‘Only now was his life having point and significance. But not only his own life. Now the life of his father and his mother might be fulfilled. They had toiled and laboured from the Galloway fields to the city itself – from one century into another. […] They had been exploited and victimised without ever understanding why and without being able to make any conscious effort to save themselves’. (The Land of the Leal, 1939; London: Collins, 1950, p.596.)

Taylor noted the rather strained, even hyperbolic feel to this passage, but also pointed out that through it Barke is attempting to resolve the contradiction between the national and the international. It maintains a kind of national emphasis: a connection to the land, and to the labouring of the land, in a particular place; and it’s crucially about family, about inheritance, while also accepting that those things cannot be fought for or won on home ground alone.

Cathy Clay’s talk — ‘Eleanor Farjeon’s “Weekly Crowd”: Work, Leisure and Socialist Politics in the Feminist Periodical Time and Tide’ — was exemplary in its handling of poetry in periodicals and the politics of print culture. As a poet Farjeon came into conflict with Time and Tide’s editorial policy on the subjects of socialism and war. For the periodical’s editors, the intersection of socialism and feminism in Farjeon’s poetry was a liability. Post 1922 there was an overt tension between feminism and socialism, which impacted on Farjeon’s position in the periodical. The poetry in her column ‘Weekly Crowd’ advocated pacifism, while its editorial line was that ‘war was the only way out’ of the dispute in Greece between 1919 and 1922. She was, however, extremely popular with readers, with one writing that her contributions were ‘worth the price of the whole paper’.

Another major flashpoint in the relationship between Farjeon and Time and Tide was the General Strike of 1926. The wealth of Lady Rhondda, Time and Tide’s owner, came from coal and the periodical was dependent on this wealth as it did not generate profit. Time and Tide was, unsurprisingly, unsympathetic to strikers and ‘Weekly Crowd’ did not appear in the periodical during the strike. Farjeon’s poems in which she expressed solidarity with the strikers were printed in this period, however, by the British Worker.

Clay’s analysis took into account the formal qualities of periodical culture and poetry. She argued that ‘Weekly Crowd’ functioned as a liminal space in Time and Tide with Farjeon’s poetry introducing a nineteenth-century oral aesthetic associated with radicals and the working class that was in tension with the editorial line.
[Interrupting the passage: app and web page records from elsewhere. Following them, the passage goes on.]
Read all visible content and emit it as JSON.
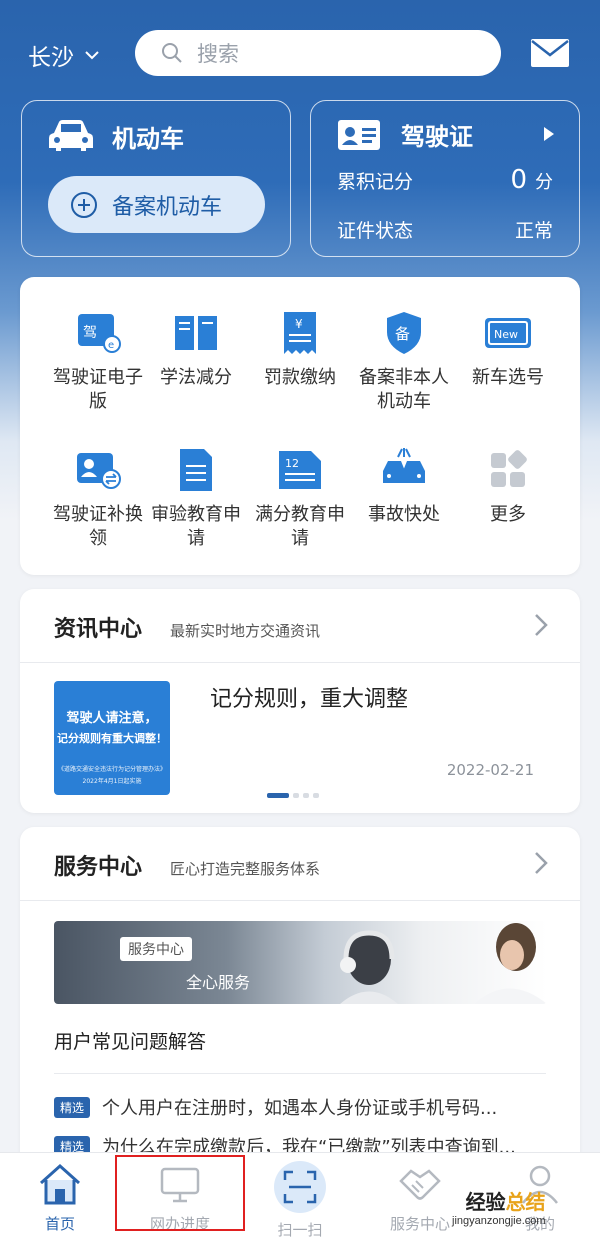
{
  "header": {
    "city": "长沙",
    "search_placeholder": "搜索"
  },
  "vehicle_card": {
    "title": "机动车",
    "register_button": "备案机动车"
  },
  "license_card": {
    "title": "驾驶证",
    "points_label": "累积记分",
    "points_value": "0",
    "points_unit": "分",
    "status_label": "证件状态",
    "status_value": "正常"
  },
  "services": [
    {
      "label": "驾驶证电子版",
      "icon": "e-license-icon"
    },
    {
      "label": "学法减分",
      "icon": "book-icon"
    },
    {
      "label": "罚款缴纳",
      "icon": "receipt-icon"
    },
    {
      "label": "备案非本人机动车",
      "icon": "shield-icon"
    },
    {
      "label": "新车选号",
      "icon": "new-plate-icon"
    },
    {
      "label": "驾驶证补换领",
      "icon": "id-swap-icon"
    },
    {
      "label": "审验教育申请",
      "icon": "document-icon"
    },
    {
      "label": "满分教育申请",
      "icon": "calendar-doc-icon"
    },
    {
      "label": "事故快处",
      "icon": "accident-icon"
    },
    {
      "label": "更多",
      "icon": "more-grid-icon"
    }
  ],
  "news": {
    "title": "资讯中心",
    "subtitle": "最新实时地方交通资讯",
    "thumb_line1": "驾驶人请注意，",
    "thumb_line2": "记分规则有重大调整！",
    "thumb_line3": "《道路交通安全违法行为记分管理办法》",
    "thumb_line4": "2022年4月1日起实施",
    "headline": "记分规则，重大调整",
    "date": "2022-02-21"
  },
  "service_center": {
    "title": "服务中心",
    "subtitle": "匠心打造完整服务体系",
    "banner_tag": "服务中心",
    "banner_sub": "全心服务",
    "faq_title": "用户常见问题解答",
    "faq_badge": "精选",
    "faqs": [
      "个人用户在注册时，如遇本人身份证或手机号码...",
      "为什么在完成缴款后，我在“已缴款”列表中查询到..."
    ]
  },
  "tabs": [
    {
      "label": "首页",
      "icon": "home-icon",
      "active": true
    },
    {
      "label": "网办进度",
      "icon": "monitor-icon",
      "active": false
    },
    {
      "label": "扫一扫",
      "icon": "scan-icon",
      "active": false
    },
    {
      "label": "服务中心",
      "icon": "handshake-icon",
      "active": false
    },
    {
      "label": "我的",
      "icon": "user-icon",
      "active": false
    }
  ],
  "watermark": {
    "line1a": "经验",
    "line1b": "总结",
    "line2": "jingyanzongjie.com"
  },
  "colors": {
    "primary": "#2a64ad",
    "highlight_box": "#e02020"
  }
}
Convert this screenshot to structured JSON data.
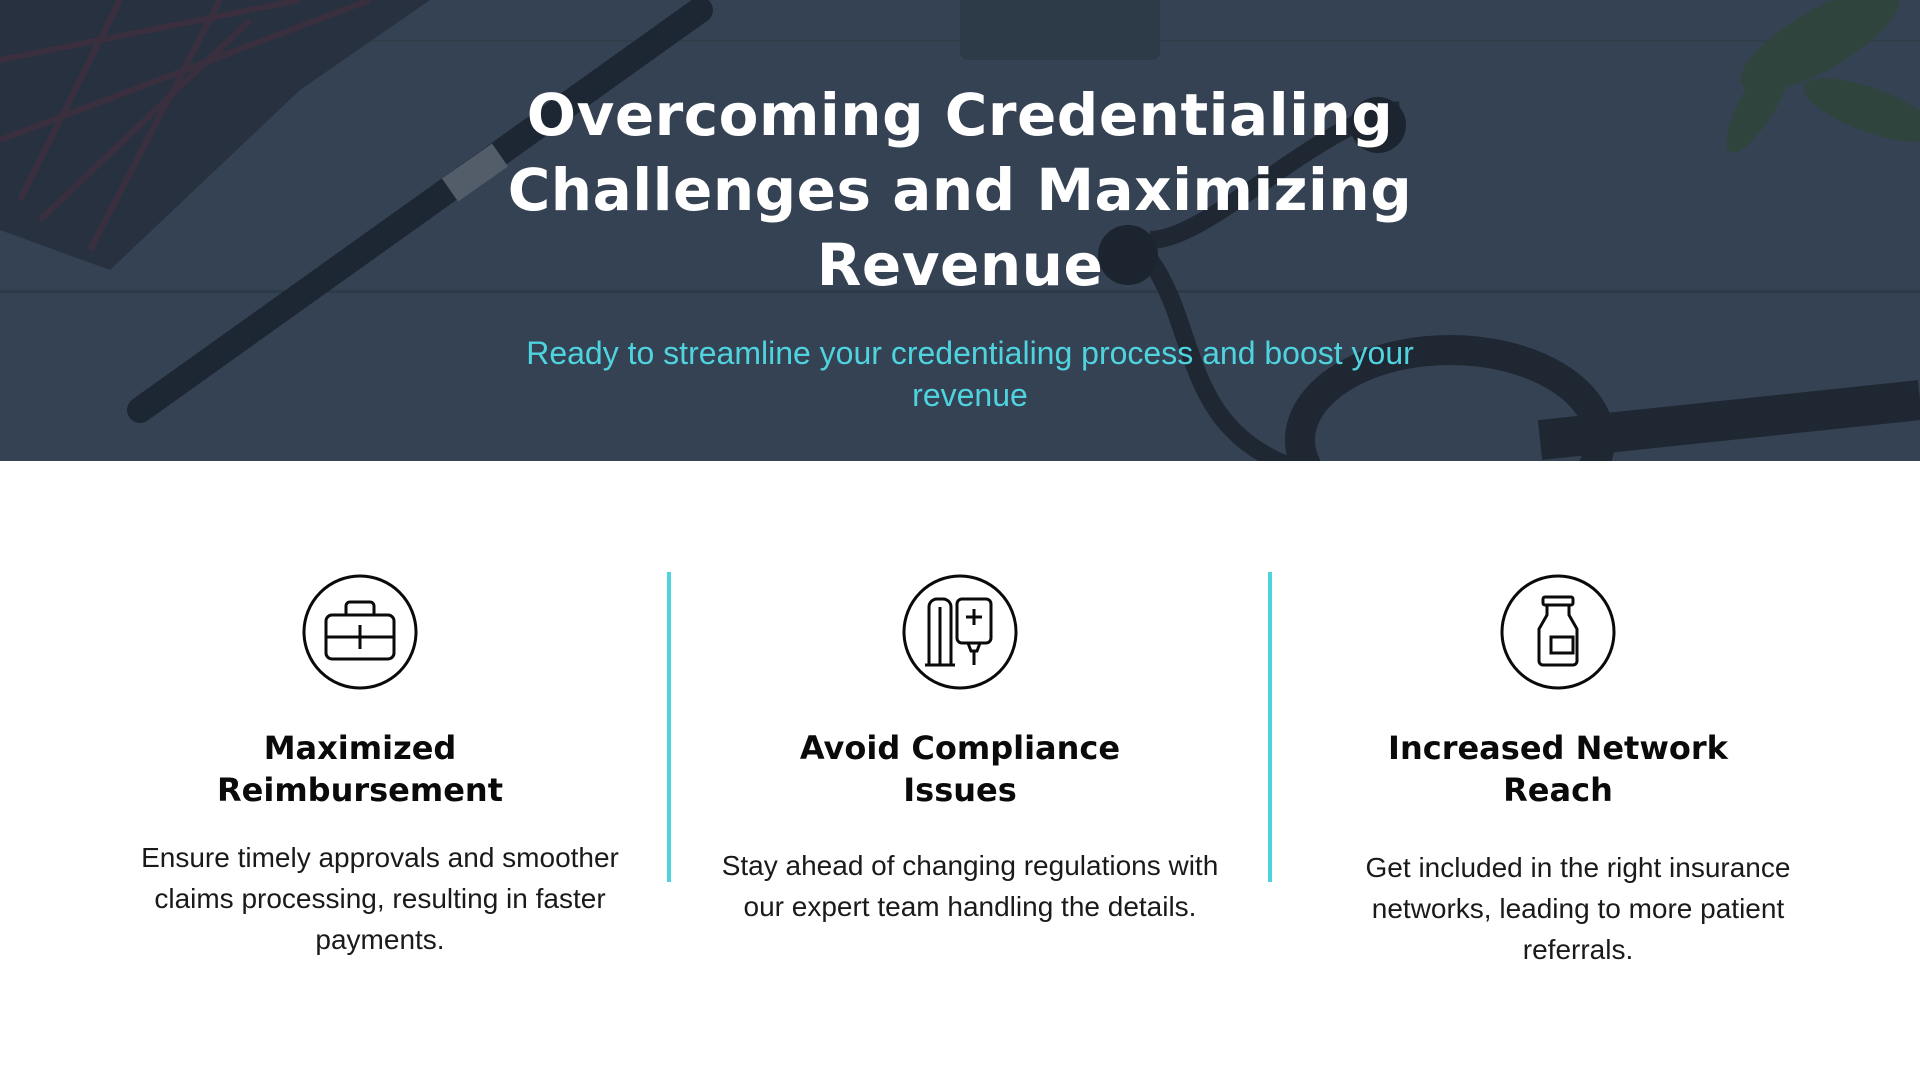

Changes in the periodical’s title banner, with the icon of Big Ben being reduced in size to make way for the depiction of a crowd on Westminster Bridge but later shifted back to prominence, reflected Time and Tide’s politics.

The Radical Studies Network will reconvene after the summer break with a seminar scheduled for October 23rd, when we will be hearing from three postgraduate researchers. Full details will be published soon.